EXERCISE BRIEF: Check each line of the data for the string "JSON". Report how many have it, and give nothing else.

^^^^^^^^^^^^^^^^

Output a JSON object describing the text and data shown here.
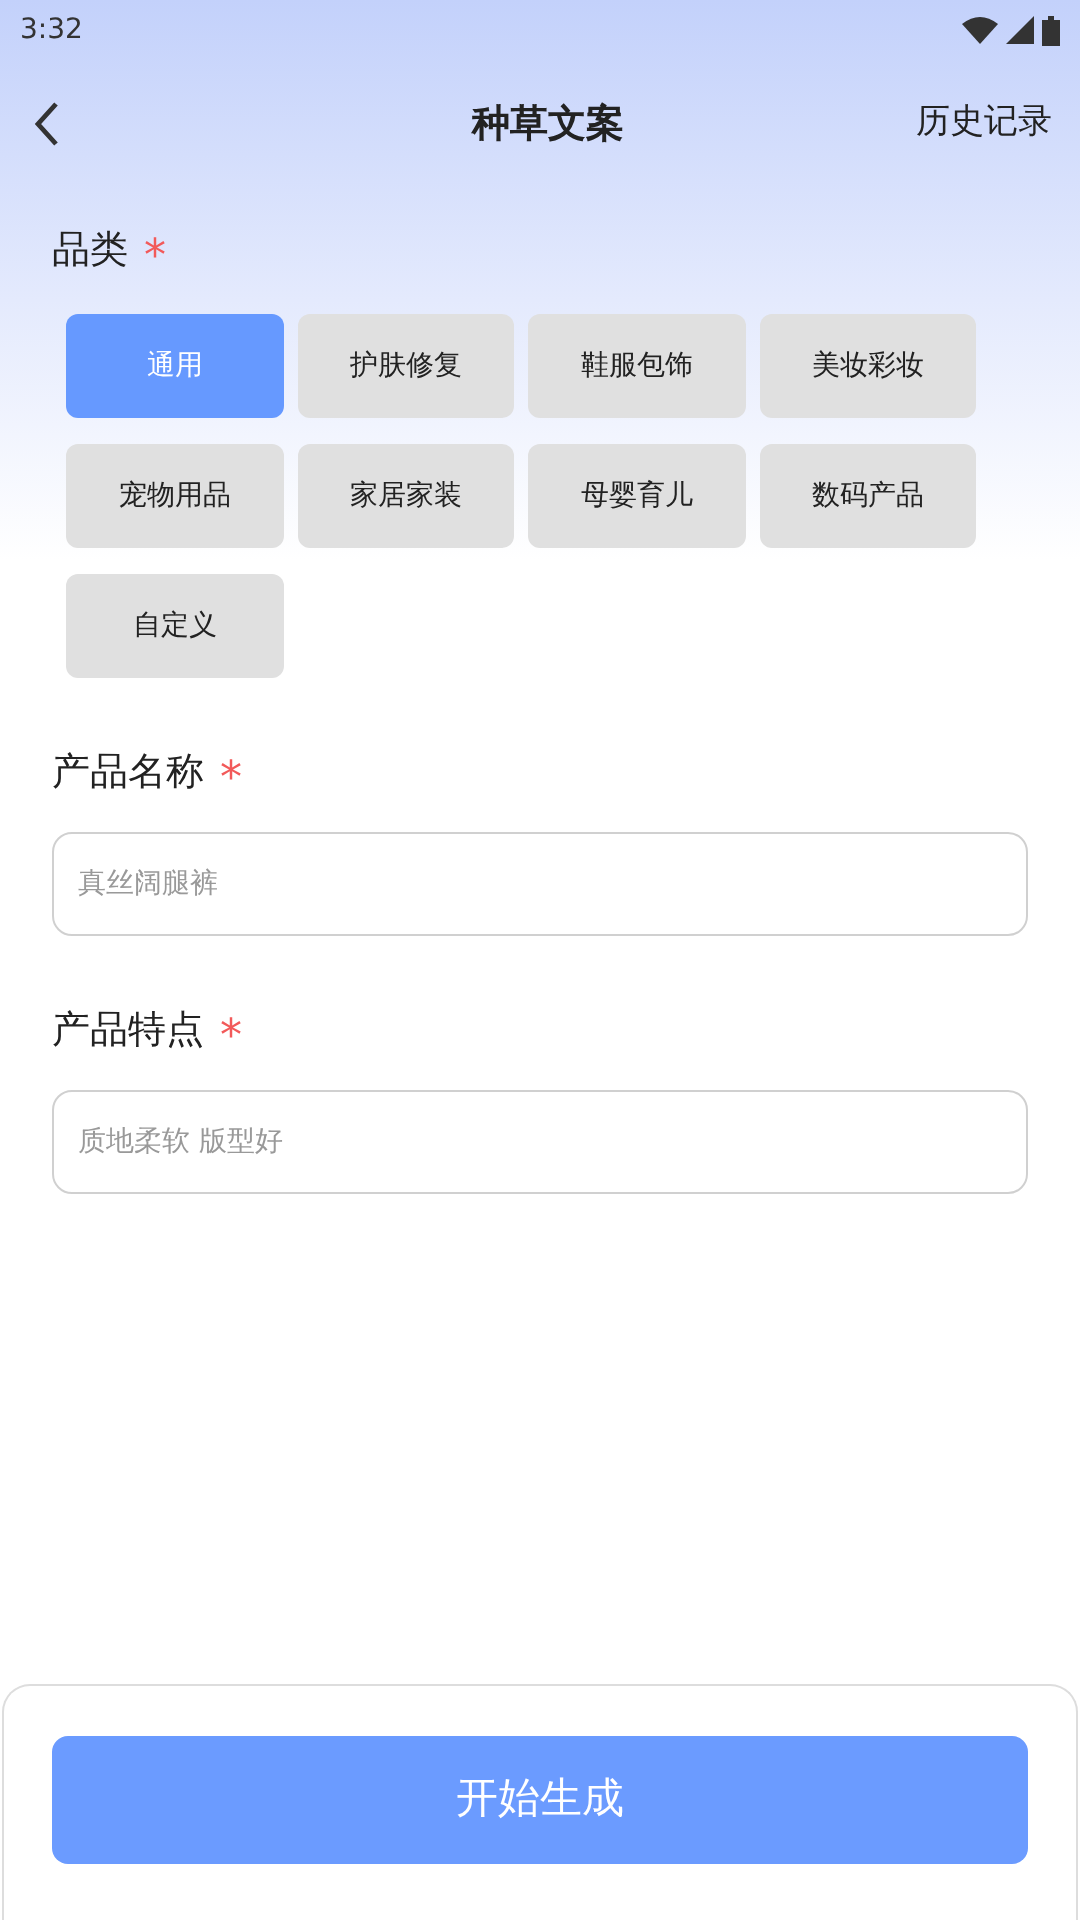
{
  "status_bar": {
    "time": "3:32"
  },
  "header": {
    "title": "种草文案",
    "action": "历史记录"
  },
  "category": {
    "label": "品类",
    "mark": "*",
    "options": [
      {
        "label": "通用",
        "selected": true
      },
      {
        "label": "护肤修复",
        "selected": false
      },
      {
        "label": "鞋服包饰",
        "selected": false
      },
      {
        "label": "美妆彩妆",
        "selected": false
      },
      {
        "label": "宠物用品",
        "selected": false
      },
      {
        "label": "家居家装",
        "selected": false
      },
      {
        "label": "母婴育儿",
        "selected": false
      },
      {
        "label": "数码产品",
        "selected": false
      },
      {
        "label": "自定义",
        "selected": false
      }
    ]
  },
  "fields": [
    {
      "label": "产品名称",
      "mark": "*",
      "placeholder": "真丝阔腿裤"
    },
    {
      "label": "产品特点",
      "mark": "*",
      "placeholder": "质地柔软 版型好"
    }
  ],
  "submit": "开始生成"
}
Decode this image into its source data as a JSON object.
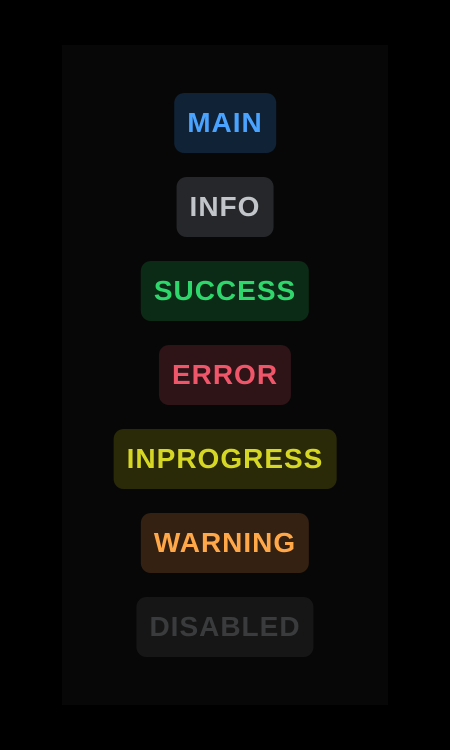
{
  "badges": [
    {
      "label": "MAIN",
      "text_color": "#4aa3ff",
      "bg_color": "#0f2236"
    },
    {
      "label": "INFO",
      "text_color": "#c2c6ca",
      "bg_color": "#25272a"
    },
    {
      "label": "SUCCESS",
      "text_color": "#2fd66b",
      "bg_color": "#0b2b16"
    },
    {
      "label": "ERROR",
      "text_color": "#f0566a",
      "bg_color": "#2e1317"
    },
    {
      "label": "INPROGRESS",
      "text_color": "#d6d624",
      "bg_color": "#2a2a09"
    },
    {
      "label": "WARNING",
      "text_color": "#ffa84a",
      "bg_color": "#352111"
    },
    {
      "label": "DISABLED",
      "text_color": "#3a3b3d",
      "bg_color": "#161616"
    }
  ]
}
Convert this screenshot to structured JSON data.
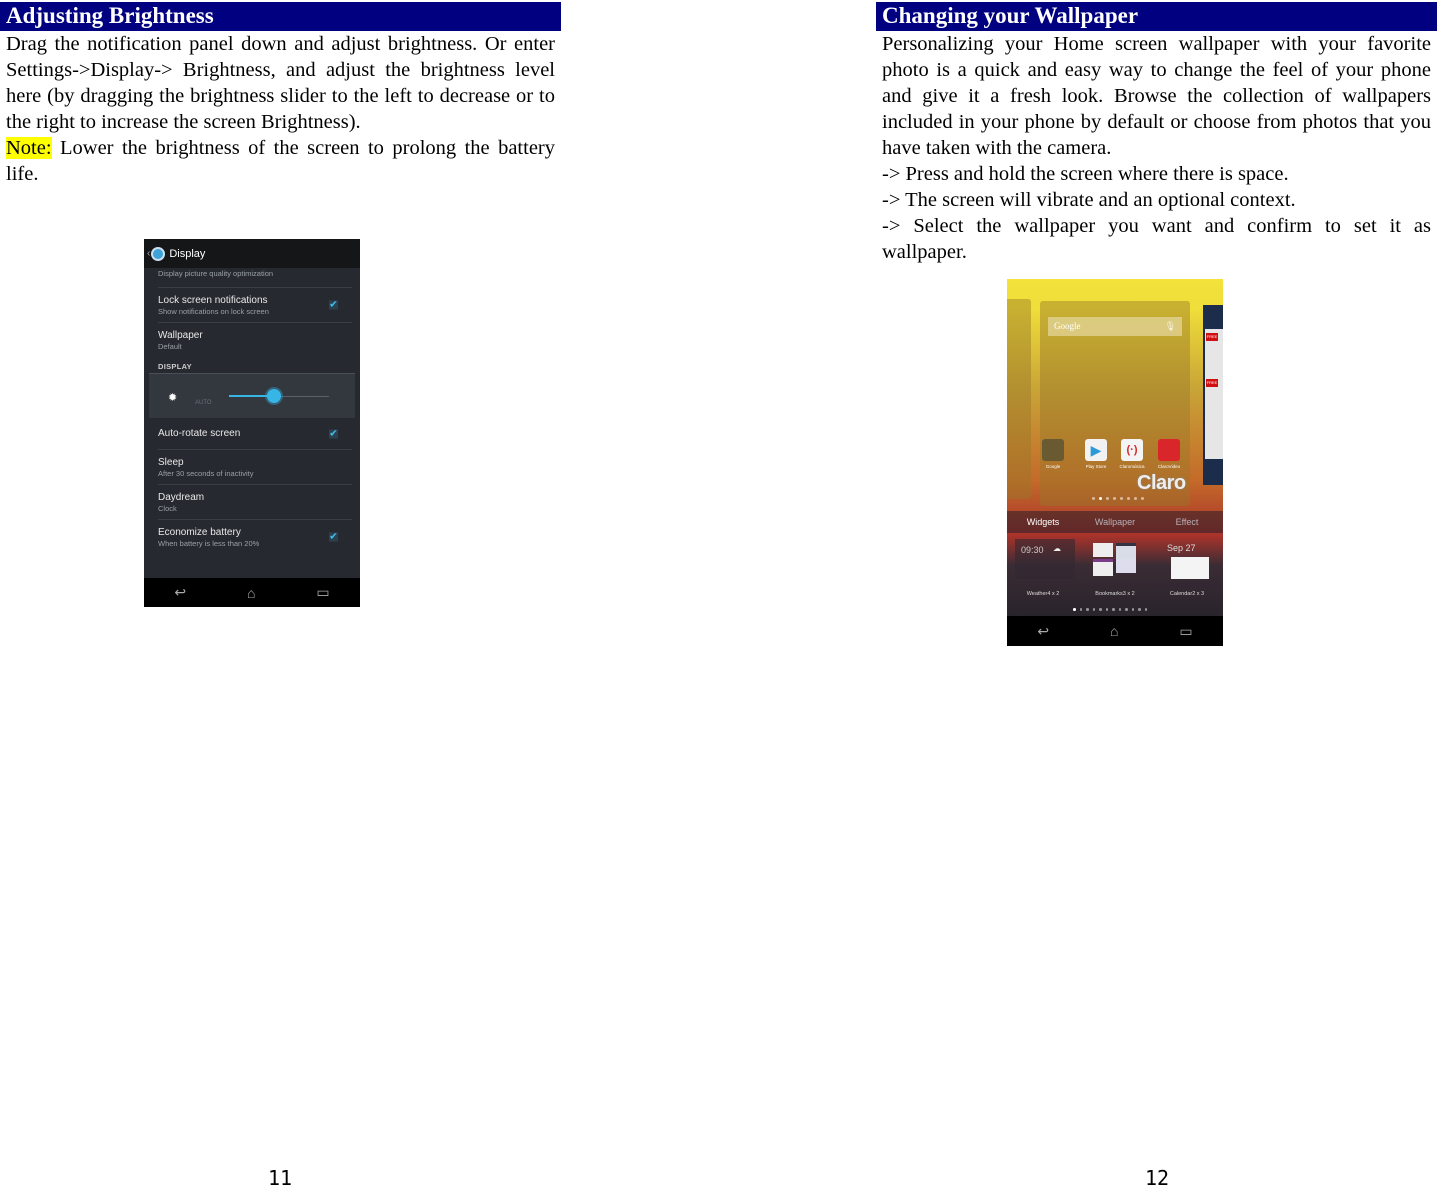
{
  "left_page": {
    "heading": "Adjusting Brightness",
    "paragraph": "Drag the notification panel down and adjust brightness. Or enter Settings->Display-> Brightness, and adjust the brightness level here (by dragging the brightness slider to the left to decrease or to the right to increase the screen Brightness).",
    "note_label": "Note:",
    "note_text": " Lower the brightness of the screen to prolong the battery life.",
    "page_number": "11",
    "screenshot": {
      "header_title": "Display",
      "first_item_subtitle": "Display picture quality optimization",
      "items_top": [
        {
          "title": "Lock screen notifications",
          "subtitle": "Show notifications on lock screen",
          "checked": true
        },
        {
          "title": "Wallpaper",
          "subtitle": "Default",
          "checked": false
        }
      ],
      "section_label": "DISPLAY",
      "brightness": {
        "auto_label": "AUTO",
        "level": 0.45
      },
      "items_bottom": [
        {
          "title": "Auto-rotate screen",
          "subtitle": "",
          "checked": true
        },
        {
          "title": "Sleep",
          "subtitle": "After 30 seconds of inactivity",
          "checked": false
        },
        {
          "title": "Daydream",
          "subtitle": "Clock",
          "checked": false
        },
        {
          "title": "Economize battery",
          "subtitle": "When battery is less than 20%",
          "checked": true
        }
      ],
      "nav": {
        "back": "↩",
        "home": "⌂",
        "recents": "▭"
      }
    }
  },
  "right_page": {
    "heading": "Changing your Wallpaper",
    "paragraph": "Personalizing your Home screen wallpaper with your favorite photo is a quick and easy way to change the feel of your phone and give it a fresh look. Browse the collection of wallpapers included in your phone by default or choose from photos that you have taken with the camera.",
    "steps": [
      "-> Press and hold the screen where there is space.",
      "-> The screen will vibrate and an optional context.",
      "-> Select the wallpaper you want and confirm to set it as wallpaper."
    ],
    "page_number": "12",
    "screenshot": {
      "search_label": "Google",
      "free_badge": "FREE",
      "apps": [
        {
          "label": "Google",
          "color": "#6a5a32"
        },
        {
          "label": "Play Store",
          "color": "#f2f2f2"
        },
        {
          "label": "Claromúsica",
          "color": "#f4f4f4"
        },
        {
          "label": "ClaroVideo",
          "color": "#d8262a"
        }
      ],
      "brand": "Claro",
      "tabs": [
        "Widgets",
        "Wallpaper",
        "Effect"
      ],
      "active_tab": "Widgets",
      "widgets": [
        "Weather4 x 2",
        "Bookmarks3 x 2",
        "Calendar2 x 3"
      ],
      "widget_clock": "09:30",
      "widget_date": "Sep 27",
      "nav": {
        "back": "↩",
        "home": "⌂",
        "recents": "▭"
      }
    }
  }
}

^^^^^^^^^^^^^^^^

RESPONSE BELOW: 3